Academic work is often a sea of rejection, revision, and re-write. Thus, it can be hard to keep upbeat when it seems like everything and everyone is a critic.
The solution - The Legend File - a file or folder full of all of the nice things people have said about you or your work.
One of the things that I see often with the people that I coach is that they get disheartened by the small setbacks that might come their way as part of the grant writing process or the journal writing process. Or if they're applying for jobs, the job application process. That's natural to be disheartened, and indeed lots of when you're applying for jobs, writing grants or writing peer-reviewed journal articles rejection is the common response rather than acceptance when you think that you know 1 in 10 grants might get funded. Journal articles rarely get accepted without modification or correction. Job applications have hundreds of applicants for any one particular job. One of the things that can help mitigate against that in terms of our psychology is to create what I have been told is called "The Legend Folder" or "A Legend File". This came to me from a mentor, Peter Cook or I think it was Col Fink. I can't remember which one but one of them said to me and asked me about a legend file.
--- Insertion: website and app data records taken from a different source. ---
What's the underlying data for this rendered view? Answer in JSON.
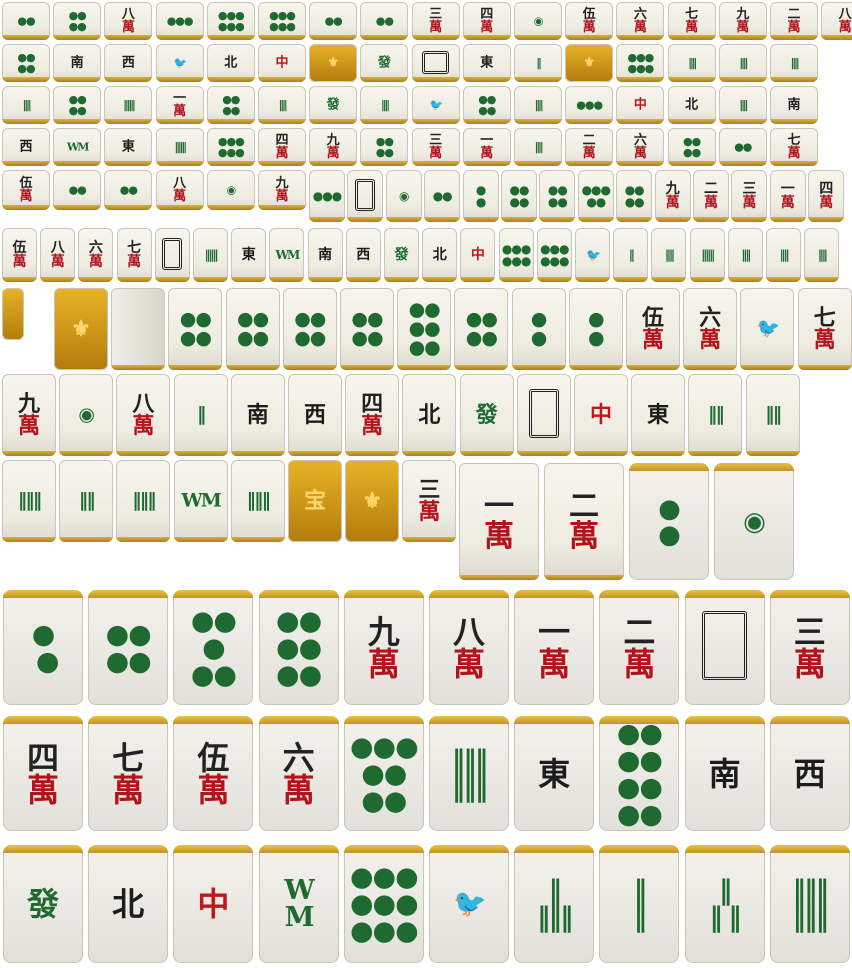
{
  "sheet": {
    "name": "Mahjong tile sprite sheet"
  },
  "tiles": [
    {
      "t": "d",
      "v": "●●"
    },
    {
      "t": "d",
      "v": "●●\n●●"
    },
    {
      "t": "m",
      "n": "八",
      "g": "萬"
    },
    {
      "t": "d",
      "v": "●●●"
    },
    {
      "t": "d",
      "v": "●●●\n●●●"
    },
    {
      "t": "d",
      "v": "●●●\n●●●"
    },
    {
      "t": "d",
      "v": "●●"
    },
    {
      "t": "d",
      "v": "●●"
    },
    {
      "t": "m",
      "n": "三",
      "g": "萬"
    },
    {
      "t": "m",
      "n": "四",
      "g": "萬"
    },
    {
      "t": "d",
      "v": "◉"
    },
    {
      "t": "m",
      "n": "伍",
      "g": "萬"
    },
    {
      "t": "m",
      "n": "六",
      "g": "萬"
    },
    {
      "t": "m",
      "n": "七",
      "g": "萬"
    },
    {
      "t": "m",
      "n": "九",
      "g": "萬"
    },
    {
      "t": "m",
      "n": "二",
      "g": "萬"
    },
    {
      "t": "m",
      "n": "八",
      "g": "萬"
    },
    {
      "t": "d",
      "v": "●●\n●●"
    },
    {
      "t": "w",
      "v": "南"
    },
    {
      "t": "w",
      "v": "西"
    },
    {
      "t": "b",
      "v": "🐦"
    },
    {
      "t": "w",
      "v": "北"
    },
    {
      "t": "r",
      "v": "中"
    },
    {
      "t": "gold",
      "v": "⚜"
    },
    {
      "t": "g",
      "v": "發"
    },
    {
      "t": "frame"
    },
    {
      "t": "w",
      "v": "東"
    },
    {
      "t": "b",
      "v": "‖"
    },
    {
      "t": "gold",
      "v": "⚜"
    },
    {
      "t": "d",
      "v": "●●●\n●●●"
    },
    {
      "t": "b",
      "v": "‖‖"
    },
    {
      "t": "b",
      "v": "‖‖"
    },
    {
      "t": "b",
      "v": "‖‖"
    },
    {
      "t": "b",
      "v": "‖‖"
    },
    {
      "t": "d",
      "v": "●●\n●●"
    },
    {
      "t": "b",
      "v": "‖‖‖"
    },
    {
      "t": "m",
      "n": "一",
      "g": "萬"
    },
    {
      "t": "d",
      "v": "●●\n●●"
    },
    {
      "t": "b",
      "v": "‖‖"
    },
    {
      "t": "g",
      "v": "發"
    },
    {
      "t": "b",
      "v": "‖‖"
    },
    {
      "t": "b",
      "v": "🐦"
    },
    {
      "t": "d",
      "v": "●●\n●●"
    },
    {
      "t": "b",
      "v": "‖‖"
    },
    {
      "t": "d",
      "v": "●●●"
    },
    {
      "t": "r",
      "v": "中"
    },
    {
      "t": "w",
      "v": "北"
    },
    {
      "t": "b",
      "v": "‖‖"
    },
    {
      "t": "w",
      "v": "南"
    },
    {
      "t": "w",
      "v": "西"
    },
    {
      "t": "b",
      "v": "WM"
    },
    {
      "t": "w",
      "v": "東"
    },
    {
      "t": "b",
      "v": "‖‖‖"
    },
    {
      "t": "d",
      "v": "●●●\n●●●"
    },
    {
      "t": "m",
      "n": "四",
      "g": "萬"
    },
    {
      "t": "m",
      "n": "九",
      "g": "萬"
    },
    {
      "t": "d",
      "v": "●●\n●●"
    },
    {
      "t": "m",
      "n": "三",
      "g": "萬"
    },
    {
      "t": "m",
      "n": "一",
      "g": "萬"
    },
    {
      "t": "b",
      "v": "‖‖"
    },
    {
      "t": "m",
      "n": "二",
      "g": "萬"
    },
    {
      "t": "m",
      "n": "六",
      "g": "萬"
    },
    {
      "t": "d",
      "v": "●●\n●●"
    },
    {
      "t": "d",
      "v": "●●"
    },
    {
      "t": "m",
      "n": "七",
      "g": "萬"
    },
    {
      "t": "m",
      "n": "伍",
      "g": "萬"
    },
    {
      "t": "d",
      "v": "●●"
    },
    {
      "t": "d",
      "v": "●●"
    },
    {
      "t": "m",
      "n": "八",
      "g": "萬"
    },
    {
      "t": "d",
      "v": "◉"
    },
    {
      "t": "m",
      "n": "九",
      "g": "萬"
    },
    {
      "t": "d",
      "v": "●●●"
    },
    {
      "t": "frame"
    },
    {
      "t": "d",
      "v": "◉"
    },
    {
      "t": "d",
      "v": "●●"
    },
    {
      "t": "d",
      "v": "●\n●"
    },
    {
      "t": "d",
      "v": "●●\n●●"
    },
    {
      "t": "d",
      "v": "●●\n●●"
    },
    {
      "t": "d",
      "v": "●●●\n●●"
    },
    {
      "t": "d",
      "v": "●●\n●●"
    },
    {
      "t": "m",
      "n": "九",
      "g": "萬"
    },
    {
      "t": "m",
      "n": "二",
      "g": "萬"
    },
    {
      "t": "m",
      "n": "三",
      "g": "萬"
    },
    {
      "t": "m",
      "n": "一",
      "g": "萬"
    },
    {
      "t": "m",
      "n": "四",
      "g": "萬"
    },
    {
      "t": "m",
      "n": "伍",
      "g": "萬"
    },
    {
      "t": "m",
      "n": "八",
      "g": "萬"
    },
    {
      "t": "m",
      "n": "六",
      "g": "萬"
    },
    {
      "t": "m",
      "n": "七",
      "g": "萬"
    },
    {
      "t": "frame"
    },
    {
      "t": "b",
      "v": "‖‖‖"
    },
    {
      "t": "w",
      "v": "東"
    },
    {
      "t": "b",
      "v": "WM"
    },
    {
      "t": "w",
      "v": "南"
    },
    {
      "t": "w",
      "v": "西"
    },
    {
      "t": "g",
      "v": "發"
    },
    {
      "t": "w",
      "v": "北"
    },
    {
      "t": "r",
      "v": "中"
    },
    {
      "t": "d",
      "v": "●●●\n●●●"
    },
    {
      "t": "d",
      "v": "●●●\n●●●"
    },
    {
      "t": "b",
      "v": "🐦"
    },
    {
      "t": "b",
      "v": "‖"
    },
    {
      "t": "b",
      "v": "‖‖"
    },
    {
      "t": "b",
      "v": "‖‖‖"
    },
    {
      "t": "b",
      "v": "‖‖"
    },
    {
      "t": "b",
      "v": "‖‖"
    },
    {
      "t": "b",
      "v": "‖‖"
    },
    {
      "t": "gold",
      "v": ""
    },
    {
      "t": "gold",
      "v": "⚜"
    },
    {
      "t": "side"
    },
    {
      "t": "d",
      "v": "●●\n●●"
    },
    {
      "t": "d",
      "v": "●●\n●●"
    },
    {
      "t": "d",
      "v": "●●\n●●"
    },
    {
      "t": "d",
      "v": "●●\n●●"
    },
    {
      "t": "d",
      "v": "●●\n●●\n●●"
    },
    {
      "t": "d",
      "v": "●●\n●●"
    },
    {
      "t": "d",
      "v": "●\n●"
    },
    {
      "t": "d",
      "v": "●\n●"
    },
    {
      "t": "m",
      "n": "伍",
      "g": "萬"
    },
    {
      "t": "m",
      "n": "六",
      "g": "萬"
    },
    {
      "t": "b",
      "v": "🐦"
    },
    {
      "t": "m",
      "n": "七",
      "g": "萬"
    },
    {
      "t": "m",
      "n": "九",
      "g": "萬"
    },
    {
      "t": "d",
      "v": "◉"
    },
    {
      "t": "m",
      "n": "八",
      "g": "萬"
    },
    {
      "t": "b",
      "v": "‖"
    },
    {
      "t": "w",
      "v": "南"
    },
    {
      "t": "w",
      "v": "西"
    },
    {
      "t": "m",
      "n": "四",
      "g": "萬"
    },
    {
      "t": "w",
      "v": "北"
    },
    {
      "t": "g",
      "v": "發"
    },
    {
      "t": "frame"
    },
    {
      "t": "r",
      "v": "中"
    },
    {
      "t": "w",
      "v": "東"
    },
    {
      "t": "b",
      "v": "‖‖"
    },
    {
      "t": "b",
      "v": "‖‖"
    },
    {
      "t": "b",
      "v": "‖‖‖"
    },
    {
      "t": "b",
      "v": "‖‖"
    },
    {
      "t": "b",
      "v": "‖‖‖"
    },
    {
      "t": "b",
      "v": "WM"
    },
    {
      "t": "b",
      "v": "‖‖‖"
    },
    {
      "t": "gold",
      "v": "宝"
    },
    {
      "t": "gold",
      "v": "⚜"
    },
    {
      "t": "m",
      "n": "三",
      "g": "萬"
    },
    {
      "t": "m",
      "n": "一",
      "g": "萬"
    },
    {
      "t": "m",
      "n": "二",
      "g": "萬"
    },
    {
      "t": "d",
      "v": "●\n●",
      "big": 1
    },
    {
      "t": "d",
      "v": "◉",
      "big": 1
    },
    {
      "t": "d",
      "v": "●\n ●",
      "big": 1
    },
    {
      "t": "d",
      "v": "●●\n●●",
      "big": 1
    },
    {
      "t": "d",
      "v": "●●\n ● \n●●",
      "big": 1
    },
    {
      "t": "d",
      "v": "●●\n●●\n●●",
      "big": 1
    },
    {
      "t": "m",
      "n": "九",
      "g": "萬",
      "big": 1
    },
    {
      "t": "m",
      "n": "八",
      "g": "萬",
      "big": 1
    },
    {
      "t": "m",
      "n": "一",
      "g": "萬",
      "big": 1
    },
    {
      "t": "m",
      "n": "二",
      "g": "萬",
      "big": 1
    },
    {
      "t": "frame",
      "big": 1
    },
    {
      "t": "m",
      "n": "三",
      "g": "萬",
      "big": 1
    },
    {
      "t": "m",
      "n": "四",
      "g": "萬",
      "big": 1
    },
    {
      "t": "m",
      "n": "七",
      "g": "萬",
      "big": 1
    },
    {
      "t": "m",
      "n": "伍",
      "g": "萬",
      "big": 1
    },
    {
      "t": "m",
      "n": "六",
      "g": "萬",
      "big": 1
    },
    {
      "t": "d",
      "v": "●●●\n●●\n●●",
      "big": 1
    },
    {
      "t": "b",
      "v": "‖‖‖\n‖‖‖",
      "big": 1
    },
    {
      "t": "w",
      "v": "東",
      "big": 1
    },
    {
      "t": "d",
      "v": "●●\n●●\n●●\n●●",
      "big": 1
    },
    {
      "t": "w",
      "v": "南",
      "big": 1
    },
    {
      "t": "w",
      "v": "西",
      "big": 1
    },
    {
      "t": "g",
      "v": "發",
      "big": 1
    },
    {
      "t": "w",
      "v": "北",
      "big": 1
    },
    {
      "t": "r",
      "v": "中",
      "big": 1
    },
    {
      "t": "b",
      "v": "W\nM",
      "big": 1
    },
    {
      "t": "d",
      "v": "●●●\n●●●\n●●●",
      "big": 1
    },
    {
      "t": "b",
      "v": "🐦",
      "big": 1
    },
    {
      "t": "b",
      "v": "‖\n‖‖‖",
      "big": 1
    },
    {
      "t": "b",
      "v": "‖\n‖",
      "big": 1
    },
    {
      "t": "b",
      "v": "‖\n‖ ‖",
      "big": 1
    },
    {
      "t": "b",
      "v": "‖‖‖\n‖‖‖",
      "big": 1
    },
    {
      "t": "b",
      "v": "‖‖\n‖‖",
      "big": 1
    },
    {
      "t": "b",
      "v": "‖‖\n‖‖",
      "big": 1
    }
  ]
}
So, a legend file is basically all of the nice things that people have said about you or to you or about your work that you want to capture and then put into a file or a folder on your computer that you can read it periodically. So that might be once a month you might get it out and have a read of it to pep you up. Or before you submit a grant you might read the legend file to give you a bit of a boost in self-confidence. Before you give a presentation, you might read some of the items from the legend file about perhaps previous presentations that you're given. The idea is to just make you realize the amount of nice things, and good things that people say to you or about you or about the work that you do. That's like I said to balance out the constant negatives that you might get like I said when it comes to grant writing or CV writing and job applications. Or when it comes to journal writing and submission. So, it could be anything. It could be someone might have given you a compliment about a grant that you wrote. Some of them might have given you a compliment as part of a presentation that you gave. Someone might compliment you about the work that you do or your work ethic. It could be a social media post. It could be in an email. It could be in a phone call or in a Zoom meeting but whatever it is do your best to capture it in some way, and then make sure you tuck it in the file.
If you review it once a month that helps with both like I said, self-confidence but it also keeps the idea of looking out for these things top of mind. And again, you as you start to look for these things, you notice them more frequently, and all of a sudden, the rejections that you get for grant writing, CV writing or journal article submission, now are balanced out again all of the against all of the positive things that happen for you day to day. So, your legend file, go out and create one. Let me know how it goes for you.
Can't wait to see you next time!